>>>>
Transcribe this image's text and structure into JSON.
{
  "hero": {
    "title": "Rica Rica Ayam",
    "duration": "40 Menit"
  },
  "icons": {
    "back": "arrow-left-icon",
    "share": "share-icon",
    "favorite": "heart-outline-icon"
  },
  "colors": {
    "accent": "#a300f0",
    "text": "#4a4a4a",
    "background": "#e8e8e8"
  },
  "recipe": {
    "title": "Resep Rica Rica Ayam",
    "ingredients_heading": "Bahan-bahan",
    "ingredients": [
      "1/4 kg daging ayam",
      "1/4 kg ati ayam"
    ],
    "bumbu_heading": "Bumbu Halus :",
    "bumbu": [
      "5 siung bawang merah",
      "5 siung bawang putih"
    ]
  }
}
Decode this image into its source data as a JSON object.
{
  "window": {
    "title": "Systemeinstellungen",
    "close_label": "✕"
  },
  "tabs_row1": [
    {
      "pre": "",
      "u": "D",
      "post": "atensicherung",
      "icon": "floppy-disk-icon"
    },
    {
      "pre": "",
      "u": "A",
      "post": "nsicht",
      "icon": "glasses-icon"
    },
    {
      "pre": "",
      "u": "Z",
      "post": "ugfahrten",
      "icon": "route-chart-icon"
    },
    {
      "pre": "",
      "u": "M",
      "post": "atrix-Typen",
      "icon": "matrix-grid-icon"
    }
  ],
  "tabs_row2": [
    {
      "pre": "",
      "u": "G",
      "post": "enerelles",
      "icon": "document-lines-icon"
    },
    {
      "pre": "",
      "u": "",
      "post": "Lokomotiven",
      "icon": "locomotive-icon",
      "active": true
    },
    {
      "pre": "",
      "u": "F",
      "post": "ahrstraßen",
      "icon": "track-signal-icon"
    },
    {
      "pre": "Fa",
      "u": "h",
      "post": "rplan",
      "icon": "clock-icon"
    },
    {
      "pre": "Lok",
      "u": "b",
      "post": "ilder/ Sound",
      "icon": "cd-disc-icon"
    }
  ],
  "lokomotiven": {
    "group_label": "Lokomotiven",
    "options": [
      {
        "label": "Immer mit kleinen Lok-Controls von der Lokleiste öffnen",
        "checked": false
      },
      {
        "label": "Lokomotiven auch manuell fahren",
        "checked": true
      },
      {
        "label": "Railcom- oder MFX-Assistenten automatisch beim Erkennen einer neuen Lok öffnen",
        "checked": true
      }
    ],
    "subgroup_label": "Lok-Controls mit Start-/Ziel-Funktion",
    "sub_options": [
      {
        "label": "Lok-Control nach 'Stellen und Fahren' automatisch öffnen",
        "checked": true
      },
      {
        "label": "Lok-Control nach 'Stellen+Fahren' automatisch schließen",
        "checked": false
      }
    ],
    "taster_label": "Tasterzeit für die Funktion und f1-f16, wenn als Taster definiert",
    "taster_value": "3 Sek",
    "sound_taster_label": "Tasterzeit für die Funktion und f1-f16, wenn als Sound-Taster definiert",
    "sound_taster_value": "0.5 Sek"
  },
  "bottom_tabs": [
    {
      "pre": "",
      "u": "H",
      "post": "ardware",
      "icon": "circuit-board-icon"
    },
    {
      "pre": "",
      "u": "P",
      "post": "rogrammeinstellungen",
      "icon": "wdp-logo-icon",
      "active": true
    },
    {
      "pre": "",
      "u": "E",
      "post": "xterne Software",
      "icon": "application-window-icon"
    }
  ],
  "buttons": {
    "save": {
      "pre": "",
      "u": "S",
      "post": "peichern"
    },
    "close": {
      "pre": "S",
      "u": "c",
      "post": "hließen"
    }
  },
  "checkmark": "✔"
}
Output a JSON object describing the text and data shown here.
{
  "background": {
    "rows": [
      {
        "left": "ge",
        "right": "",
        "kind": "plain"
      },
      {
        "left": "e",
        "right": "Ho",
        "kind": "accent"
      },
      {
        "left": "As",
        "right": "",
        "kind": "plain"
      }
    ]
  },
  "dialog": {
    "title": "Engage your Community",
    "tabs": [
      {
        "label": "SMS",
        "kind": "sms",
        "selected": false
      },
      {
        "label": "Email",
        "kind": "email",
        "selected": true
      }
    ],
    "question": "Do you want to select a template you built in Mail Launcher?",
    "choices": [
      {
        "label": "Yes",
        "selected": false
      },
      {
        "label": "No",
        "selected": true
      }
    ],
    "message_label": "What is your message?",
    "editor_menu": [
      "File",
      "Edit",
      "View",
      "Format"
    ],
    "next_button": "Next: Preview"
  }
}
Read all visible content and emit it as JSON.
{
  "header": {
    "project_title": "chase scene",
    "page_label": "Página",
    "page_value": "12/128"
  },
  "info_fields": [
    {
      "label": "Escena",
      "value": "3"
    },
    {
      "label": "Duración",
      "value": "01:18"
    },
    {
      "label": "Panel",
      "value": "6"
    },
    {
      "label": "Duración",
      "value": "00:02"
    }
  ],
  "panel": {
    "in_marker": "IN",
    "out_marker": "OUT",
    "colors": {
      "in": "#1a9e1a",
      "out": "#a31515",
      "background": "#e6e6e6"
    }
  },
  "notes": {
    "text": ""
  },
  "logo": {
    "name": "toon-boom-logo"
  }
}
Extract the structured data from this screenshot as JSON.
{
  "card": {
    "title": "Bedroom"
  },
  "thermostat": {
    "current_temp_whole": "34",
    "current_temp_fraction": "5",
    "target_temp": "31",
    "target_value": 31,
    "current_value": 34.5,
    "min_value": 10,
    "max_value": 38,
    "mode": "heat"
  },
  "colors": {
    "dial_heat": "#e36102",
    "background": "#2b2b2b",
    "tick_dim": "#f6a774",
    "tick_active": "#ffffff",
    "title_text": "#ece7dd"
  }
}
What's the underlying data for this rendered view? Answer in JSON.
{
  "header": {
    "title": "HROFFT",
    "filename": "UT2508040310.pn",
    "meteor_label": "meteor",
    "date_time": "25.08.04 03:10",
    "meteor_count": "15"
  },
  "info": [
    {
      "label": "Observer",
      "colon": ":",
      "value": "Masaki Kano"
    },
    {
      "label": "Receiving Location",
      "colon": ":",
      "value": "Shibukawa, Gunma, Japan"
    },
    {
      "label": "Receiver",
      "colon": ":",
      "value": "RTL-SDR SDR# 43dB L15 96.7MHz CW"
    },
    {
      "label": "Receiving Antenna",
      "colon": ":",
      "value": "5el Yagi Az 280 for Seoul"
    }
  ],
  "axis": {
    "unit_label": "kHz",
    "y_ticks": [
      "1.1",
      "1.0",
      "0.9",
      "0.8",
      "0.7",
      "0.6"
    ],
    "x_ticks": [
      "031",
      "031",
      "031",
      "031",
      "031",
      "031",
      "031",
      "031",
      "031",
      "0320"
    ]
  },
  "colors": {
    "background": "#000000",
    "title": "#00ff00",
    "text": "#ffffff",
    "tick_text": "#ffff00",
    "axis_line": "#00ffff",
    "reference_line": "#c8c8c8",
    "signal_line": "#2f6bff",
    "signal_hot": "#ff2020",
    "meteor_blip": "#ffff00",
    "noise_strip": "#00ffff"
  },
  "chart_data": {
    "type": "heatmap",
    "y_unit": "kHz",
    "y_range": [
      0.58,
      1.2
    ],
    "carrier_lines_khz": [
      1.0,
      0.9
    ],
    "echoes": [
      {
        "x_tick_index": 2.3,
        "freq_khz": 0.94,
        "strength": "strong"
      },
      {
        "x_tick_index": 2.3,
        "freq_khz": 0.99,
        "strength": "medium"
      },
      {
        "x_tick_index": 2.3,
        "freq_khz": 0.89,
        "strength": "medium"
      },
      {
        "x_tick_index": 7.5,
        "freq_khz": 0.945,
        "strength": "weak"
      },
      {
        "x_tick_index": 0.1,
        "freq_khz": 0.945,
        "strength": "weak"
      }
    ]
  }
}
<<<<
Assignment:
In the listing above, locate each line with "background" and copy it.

Solution to this exercise:
    "background": "#e8e8e8"
  "background": {
      "background": "#e6e6e6"
    "background": "#2b2b2b",
    "background": "#000000",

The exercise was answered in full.